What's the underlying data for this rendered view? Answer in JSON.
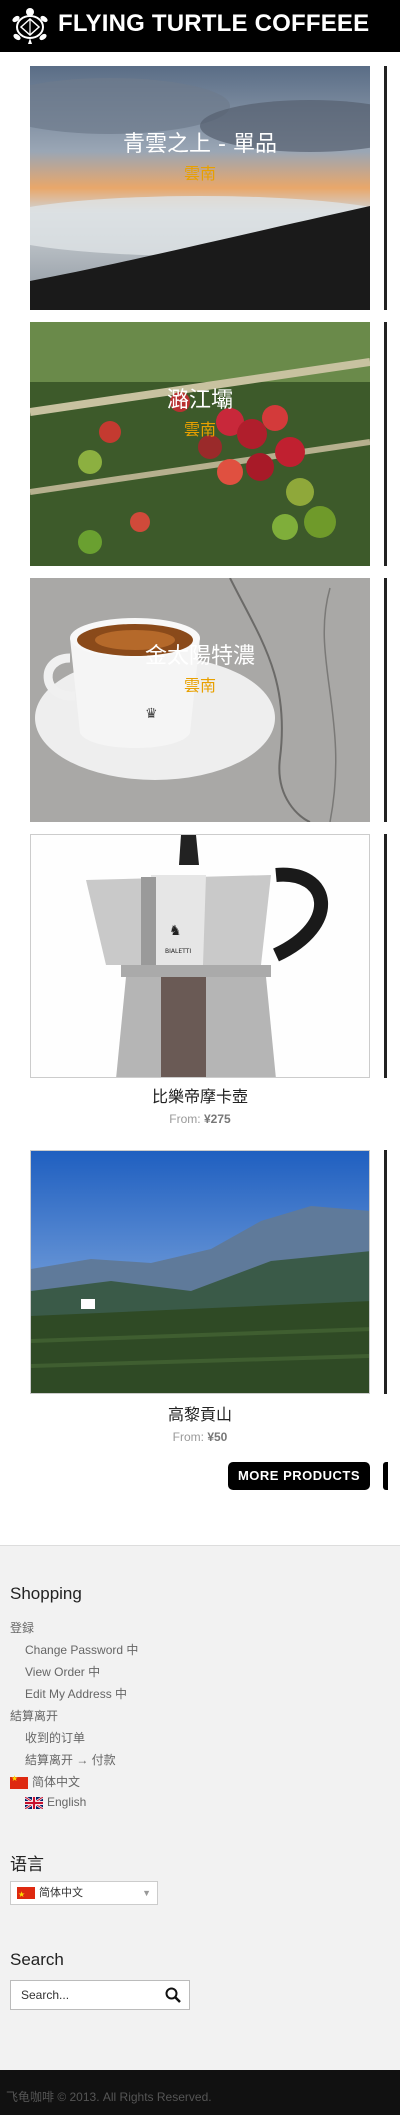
{
  "header": {
    "site_title": "FLYING TURTLE COFFEEE",
    "logo_icon": "turtle-logo-icon",
    "bg_color": "#000000"
  },
  "products": [
    {
      "title": "青雲之上 - 單品",
      "subtitle": "雲南"
    },
    {
      "title": "潞江壩",
      "subtitle": "雲南"
    },
    {
      "title": "金太陽特濃",
      "subtitle": "雲南"
    },
    {
      "name": "比樂帝摩卡壺",
      "price_prefix": "From:",
      "price": "¥275"
    },
    {
      "name": "高黎貢山",
      "price_prefix": "From:",
      "price": "¥50"
    }
  ],
  "more_button": "MORE PRODUCTS",
  "shopping": {
    "title": "Shopping",
    "links": [
      "登録",
      "Change Password 中",
      "View Order 中",
      "Edit My Address 中",
      "結算离开",
      "收到的订单",
      "結算离开 → 付款",
      "简体中文",
      "English"
    ]
  },
  "language": {
    "title": "语言",
    "selected": "简体中文"
  },
  "search": {
    "title": "Search",
    "placeholder": "Search..."
  },
  "footer": {
    "copyright": "飞龟咖啡 © 2013. All Rights Reserved."
  },
  "colors": {
    "accent_subtitle": "#e8a000",
    "footer_bg": "#f2f2f2"
  }
}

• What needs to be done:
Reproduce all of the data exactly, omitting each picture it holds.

• Task output:
What's the underlying data for this rendered view? Answer in JSON.
{
  "header": {
    "site_title": "FLYING TURTLE COFFEEE",
    "logo_icon": "turtle-logo-icon",
    "bg_color": "#000000"
  },
  "products": [
    {
      "title": "青雲之上 - 單品",
      "subtitle": "雲南"
    },
    {
      "title": "潞江壩",
      "subtitle": "雲南"
    },
    {
      "title": "金太陽特濃",
      "subtitle": "雲南"
    },
    {
      "name": "比樂帝摩卡壺",
      "price_prefix": "From:",
      "price": "¥275"
    },
    {
      "name": "高黎貢山",
      "price_prefix": "From:",
      "price": "¥50"
    }
  ],
  "more_button": "MORE PRODUCTS",
  "shopping": {
    "title": "Shopping",
    "links": [
      "登録",
      "Change Password 中",
      "View Order 中",
      "Edit My Address 中",
      "結算离开",
      "收到的订单",
      "結算离开 → 付款",
      "简体中文",
      "English"
    ]
  },
  "language": {
    "title": "语言",
    "selected": "简体中文"
  },
  "search": {
    "title": "Search",
    "placeholder": "Search..."
  },
  "footer": {
    "copyright": "飞龟咖啡 © 2013. All Rights Reserved."
  },
  "colors": {
    "accent_subtitle": "#e8a000",
    "footer_bg": "#f2f2f2"
  }
}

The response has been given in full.